Task objective:
Would you work out how many lines below include the word "longest"? Only that number is wanted.

▬▬▬▬▬▬

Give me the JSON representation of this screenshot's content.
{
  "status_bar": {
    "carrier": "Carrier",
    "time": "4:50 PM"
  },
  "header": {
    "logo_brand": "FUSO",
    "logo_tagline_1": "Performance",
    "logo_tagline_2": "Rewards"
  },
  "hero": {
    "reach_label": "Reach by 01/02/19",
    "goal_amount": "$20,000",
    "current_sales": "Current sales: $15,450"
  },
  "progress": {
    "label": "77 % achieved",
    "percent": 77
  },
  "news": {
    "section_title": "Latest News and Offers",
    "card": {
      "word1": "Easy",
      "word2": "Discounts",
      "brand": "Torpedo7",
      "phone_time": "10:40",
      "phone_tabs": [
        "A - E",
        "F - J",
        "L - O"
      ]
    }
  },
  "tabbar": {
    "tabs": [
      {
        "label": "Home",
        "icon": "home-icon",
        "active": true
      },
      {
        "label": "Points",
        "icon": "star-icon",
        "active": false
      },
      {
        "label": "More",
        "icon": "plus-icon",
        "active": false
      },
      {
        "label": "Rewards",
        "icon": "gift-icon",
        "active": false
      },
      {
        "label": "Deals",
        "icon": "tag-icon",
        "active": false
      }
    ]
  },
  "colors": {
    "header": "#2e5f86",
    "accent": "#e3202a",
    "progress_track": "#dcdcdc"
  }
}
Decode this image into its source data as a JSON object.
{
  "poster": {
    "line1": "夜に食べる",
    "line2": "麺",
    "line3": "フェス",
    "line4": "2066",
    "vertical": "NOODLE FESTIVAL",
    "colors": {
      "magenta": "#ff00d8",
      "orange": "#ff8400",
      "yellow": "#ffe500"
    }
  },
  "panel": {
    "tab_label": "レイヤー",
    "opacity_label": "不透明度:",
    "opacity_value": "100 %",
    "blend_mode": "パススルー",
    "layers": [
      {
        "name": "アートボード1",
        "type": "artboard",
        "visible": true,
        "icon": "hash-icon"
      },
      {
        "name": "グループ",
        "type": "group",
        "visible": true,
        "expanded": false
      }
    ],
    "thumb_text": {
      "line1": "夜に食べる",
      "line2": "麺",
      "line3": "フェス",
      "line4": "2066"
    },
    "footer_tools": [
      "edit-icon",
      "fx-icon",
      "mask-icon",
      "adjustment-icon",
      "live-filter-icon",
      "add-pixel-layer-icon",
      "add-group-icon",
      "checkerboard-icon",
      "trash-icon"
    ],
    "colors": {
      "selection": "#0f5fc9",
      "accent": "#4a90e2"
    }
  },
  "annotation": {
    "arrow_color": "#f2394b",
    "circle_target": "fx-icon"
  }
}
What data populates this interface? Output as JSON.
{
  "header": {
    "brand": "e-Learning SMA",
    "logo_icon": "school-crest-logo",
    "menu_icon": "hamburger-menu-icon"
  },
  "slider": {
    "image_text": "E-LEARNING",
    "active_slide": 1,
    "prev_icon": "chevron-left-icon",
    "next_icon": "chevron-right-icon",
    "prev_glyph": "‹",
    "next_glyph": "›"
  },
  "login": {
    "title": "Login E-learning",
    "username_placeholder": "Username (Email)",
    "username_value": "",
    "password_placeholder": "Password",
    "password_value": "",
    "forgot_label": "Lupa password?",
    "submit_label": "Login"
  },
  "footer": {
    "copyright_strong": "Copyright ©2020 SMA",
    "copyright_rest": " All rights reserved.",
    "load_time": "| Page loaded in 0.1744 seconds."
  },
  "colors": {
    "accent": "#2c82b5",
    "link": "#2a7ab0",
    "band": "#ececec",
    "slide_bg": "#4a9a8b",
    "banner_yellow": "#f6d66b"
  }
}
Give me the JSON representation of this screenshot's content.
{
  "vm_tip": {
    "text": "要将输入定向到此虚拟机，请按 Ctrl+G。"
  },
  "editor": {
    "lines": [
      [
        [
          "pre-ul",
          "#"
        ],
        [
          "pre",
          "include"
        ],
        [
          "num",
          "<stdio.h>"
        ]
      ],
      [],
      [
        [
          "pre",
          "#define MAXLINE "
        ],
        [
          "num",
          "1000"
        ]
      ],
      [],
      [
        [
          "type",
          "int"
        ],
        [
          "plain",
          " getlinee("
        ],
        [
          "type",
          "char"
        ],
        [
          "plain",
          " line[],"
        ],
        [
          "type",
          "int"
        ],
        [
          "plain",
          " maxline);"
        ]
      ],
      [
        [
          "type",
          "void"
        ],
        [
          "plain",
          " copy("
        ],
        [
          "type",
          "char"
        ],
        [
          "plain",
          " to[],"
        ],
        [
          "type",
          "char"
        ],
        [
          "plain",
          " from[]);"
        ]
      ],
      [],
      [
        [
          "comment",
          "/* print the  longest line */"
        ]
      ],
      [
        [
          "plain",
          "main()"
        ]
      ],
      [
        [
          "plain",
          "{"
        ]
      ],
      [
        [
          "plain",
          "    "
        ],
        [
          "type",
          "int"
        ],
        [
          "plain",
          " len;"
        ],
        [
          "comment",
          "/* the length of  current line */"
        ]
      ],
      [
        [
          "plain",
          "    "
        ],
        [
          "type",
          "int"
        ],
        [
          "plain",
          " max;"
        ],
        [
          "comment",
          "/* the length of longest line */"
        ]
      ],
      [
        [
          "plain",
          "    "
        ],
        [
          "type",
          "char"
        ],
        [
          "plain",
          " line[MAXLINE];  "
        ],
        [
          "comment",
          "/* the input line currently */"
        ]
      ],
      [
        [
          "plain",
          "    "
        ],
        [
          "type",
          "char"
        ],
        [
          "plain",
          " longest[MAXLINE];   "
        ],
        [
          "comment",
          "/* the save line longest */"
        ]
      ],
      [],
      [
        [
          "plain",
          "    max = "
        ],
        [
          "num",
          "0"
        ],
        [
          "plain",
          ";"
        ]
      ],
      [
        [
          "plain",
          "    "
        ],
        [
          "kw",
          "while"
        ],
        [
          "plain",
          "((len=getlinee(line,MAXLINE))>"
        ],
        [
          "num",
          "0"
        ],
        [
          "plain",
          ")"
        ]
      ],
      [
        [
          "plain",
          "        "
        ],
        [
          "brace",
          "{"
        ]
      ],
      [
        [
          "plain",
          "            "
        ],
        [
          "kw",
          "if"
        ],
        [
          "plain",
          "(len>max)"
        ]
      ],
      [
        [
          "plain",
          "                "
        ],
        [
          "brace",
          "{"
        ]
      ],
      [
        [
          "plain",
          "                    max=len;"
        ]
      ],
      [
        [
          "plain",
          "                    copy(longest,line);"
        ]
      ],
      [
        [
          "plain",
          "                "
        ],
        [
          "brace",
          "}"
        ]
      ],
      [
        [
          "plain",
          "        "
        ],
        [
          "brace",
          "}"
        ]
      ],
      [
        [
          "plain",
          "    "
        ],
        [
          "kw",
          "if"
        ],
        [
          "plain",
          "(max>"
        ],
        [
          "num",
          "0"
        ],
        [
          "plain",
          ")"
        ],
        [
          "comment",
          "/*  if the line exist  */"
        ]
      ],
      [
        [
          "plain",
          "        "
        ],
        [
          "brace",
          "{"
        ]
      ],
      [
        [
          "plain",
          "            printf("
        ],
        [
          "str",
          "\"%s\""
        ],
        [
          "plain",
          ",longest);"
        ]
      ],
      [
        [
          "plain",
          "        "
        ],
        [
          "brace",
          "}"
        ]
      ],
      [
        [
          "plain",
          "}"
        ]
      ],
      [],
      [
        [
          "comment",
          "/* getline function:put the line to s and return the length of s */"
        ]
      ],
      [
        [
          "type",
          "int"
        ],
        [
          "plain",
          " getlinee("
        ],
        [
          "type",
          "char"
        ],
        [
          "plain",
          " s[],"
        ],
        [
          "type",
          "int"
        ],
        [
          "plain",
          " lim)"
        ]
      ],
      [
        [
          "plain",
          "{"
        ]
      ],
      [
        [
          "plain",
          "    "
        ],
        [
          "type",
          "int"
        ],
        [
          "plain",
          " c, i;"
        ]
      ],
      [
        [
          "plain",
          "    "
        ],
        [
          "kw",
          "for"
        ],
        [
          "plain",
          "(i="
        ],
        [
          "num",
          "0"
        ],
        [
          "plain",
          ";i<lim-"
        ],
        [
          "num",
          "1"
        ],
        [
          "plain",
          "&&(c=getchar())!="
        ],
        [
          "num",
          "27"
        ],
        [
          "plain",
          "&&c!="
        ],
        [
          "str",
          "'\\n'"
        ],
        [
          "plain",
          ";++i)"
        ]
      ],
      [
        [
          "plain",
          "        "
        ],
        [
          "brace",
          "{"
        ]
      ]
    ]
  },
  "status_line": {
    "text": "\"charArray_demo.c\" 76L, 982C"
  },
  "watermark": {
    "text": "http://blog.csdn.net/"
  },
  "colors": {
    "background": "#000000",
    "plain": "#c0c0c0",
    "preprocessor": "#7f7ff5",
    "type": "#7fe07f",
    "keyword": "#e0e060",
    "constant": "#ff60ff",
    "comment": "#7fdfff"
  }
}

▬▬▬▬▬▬

Reply to the task:
6